[App and web page records]
----

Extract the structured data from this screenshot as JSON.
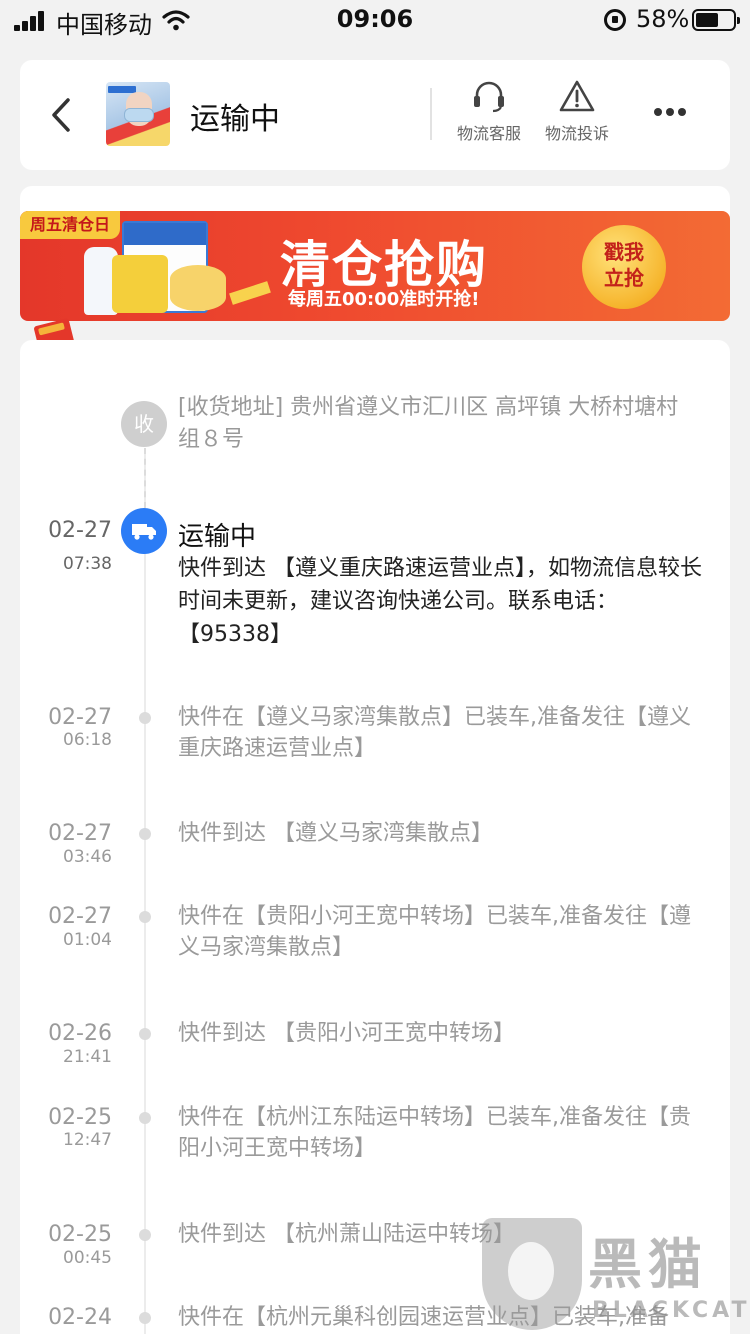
{
  "status_bar": {
    "carrier": "中国移动",
    "time": "09:06",
    "battery": "58%"
  },
  "header": {
    "title": "运输中",
    "service_label": "物流客服",
    "complaint_label": "物流投诉"
  },
  "banner": {
    "badge": "周五清仓日",
    "title": "清仓抢购",
    "subtitle": "每周五00:00准时开抢!",
    "button_line1": "戳我",
    "button_line2": "立抢"
  },
  "timeline": {
    "address_icon": "收",
    "address": "[收货地址] 贵州省遵义市汇川区  高坪镇   大桥村塘村组８号",
    "current": {
      "date": "02-27",
      "time": "07:38",
      "status": "运输中",
      "text": "快件到达 【遵义重庆路速运营业点】，如物流信息较长时间未更新，建议咨询快递公司。联系电话：【95338】"
    },
    "events": [
      {
        "date": "02-27",
        "time": "06:18",
        "text": "快件在【遵义马家湾集散点】已装车,准备发往【遵义重庆路速运营业点】"
      },
      {
        "date": "02-27",
        "time": "03:46",
        "text": "快件到达 【遵义马家湾集散点】"
      },
      {
        "date": "02-27",
        "time": "01:04",
        "text": "快件在【贵阳小河王宽中转场】已装车,准备发往【遵义马家湾集散点】"
      },
      {
        "date": "02-26",
        "time": "21:41",
        "text": "快件到达 【贵阳小河王宽中转场】"
      },
      {
        "date": "02-25",
        "time": "12:47",
        "text": "快件在【杭州江东陆运中转场】已装车,准备发往【贵阳小河王宽中转场】"
      },
      {
        "date": "02-25",
        "time": "00:45",
        "text": "快件到达 【杭州萧山陆运中转场】"
      },
      {
        "date": "02-24",
        "time": "",
        "text": "快件在【杭州元巢科创园速运营业点】已装车,准备"
      }
    ]
  },
  "watermark": {
    "cn": "黑猫",
    "en": "BLACKCAT"
  }
}
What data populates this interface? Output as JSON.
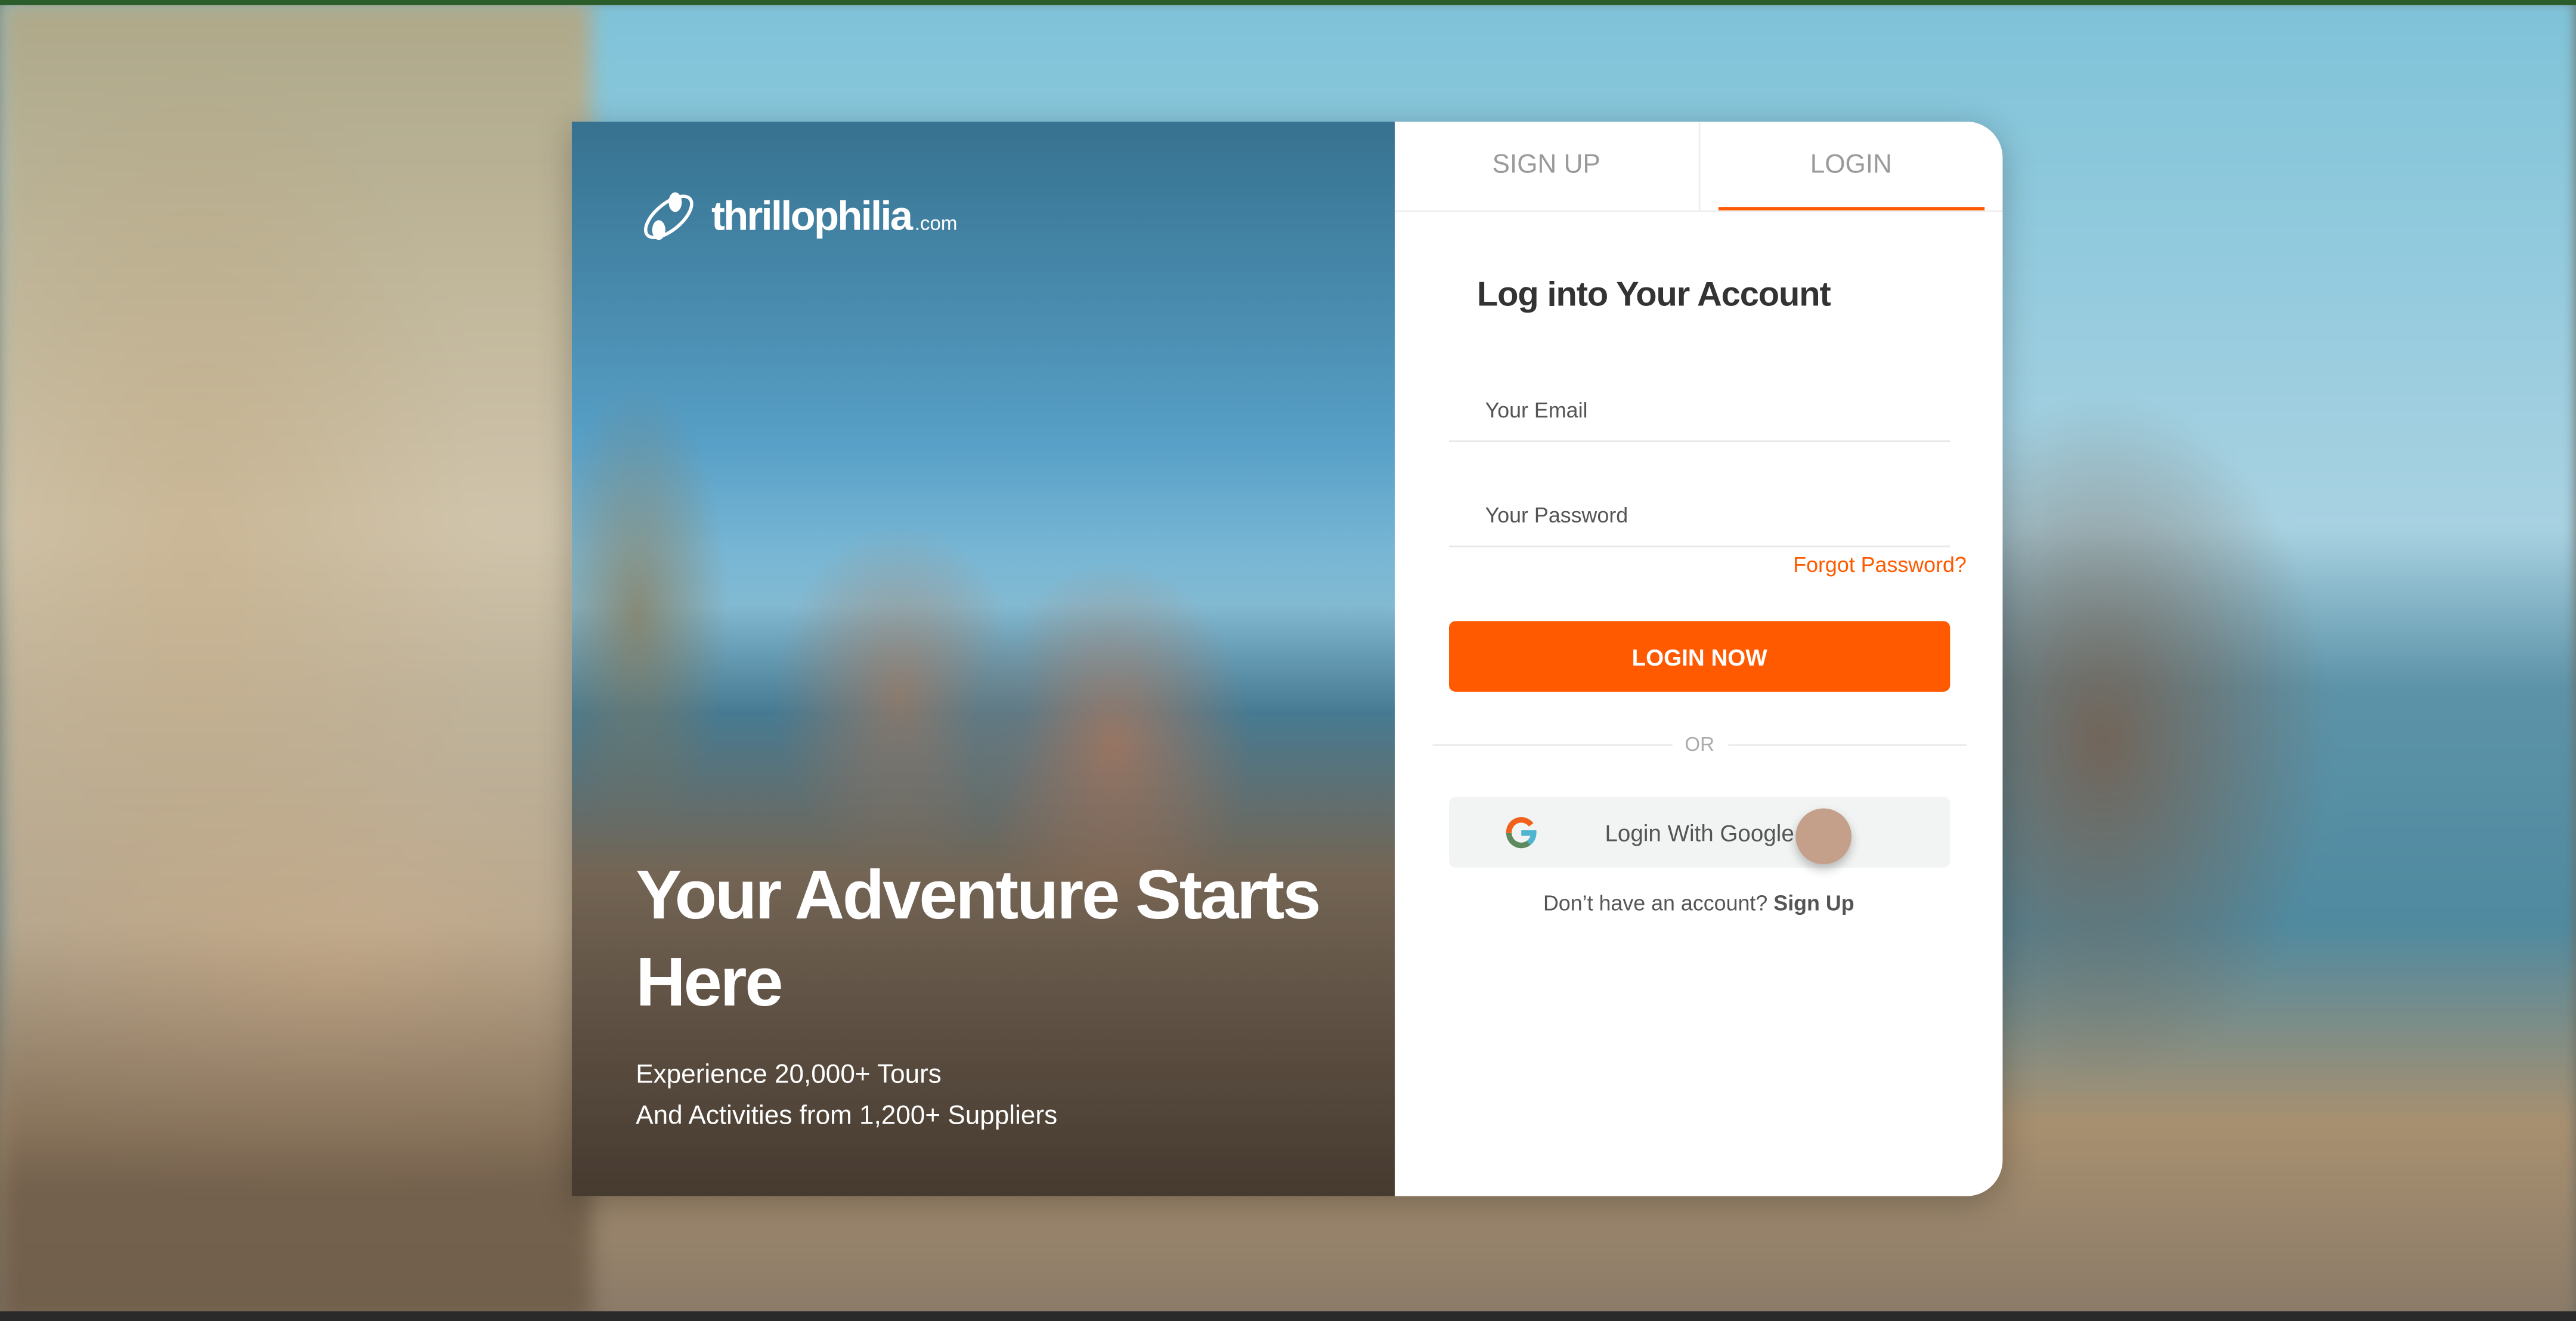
{
  "brand": {
    "name": "thrillophilia",
    "domain": ".com"
  },
  "hero": {
    "title": "Your Adventure Starts Here",
    "line1": "Experience 20,000+ Tours",
    "line2": "And Activities from 1,200+ Suppliers"
  },
  "tabs": [
    {
      "label": "SIGN UP",
      "active": false
    },
    {
      "label": "LOGIN",
      "active": true
    }
  ],
  "form": {
    "title": "Log into Your Account",
    "email_placeholder": "Your Email",
    "password_placeholder": "Your Password",
    "forgot": "Forgot Password?",
    "submit": "LOGIN NOW",
    "or": "OR",
    "google": "Login With Google",
    "no_account": "Don’t have an account?",
    "signup_link": "Sign Up"
  },
  "colors": {
    "accent": "#ff5a00",
    "google_button_bg": "#f2f4f4"
  }
}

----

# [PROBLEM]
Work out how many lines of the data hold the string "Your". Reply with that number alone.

# [PROBLEM SOLUTION]
4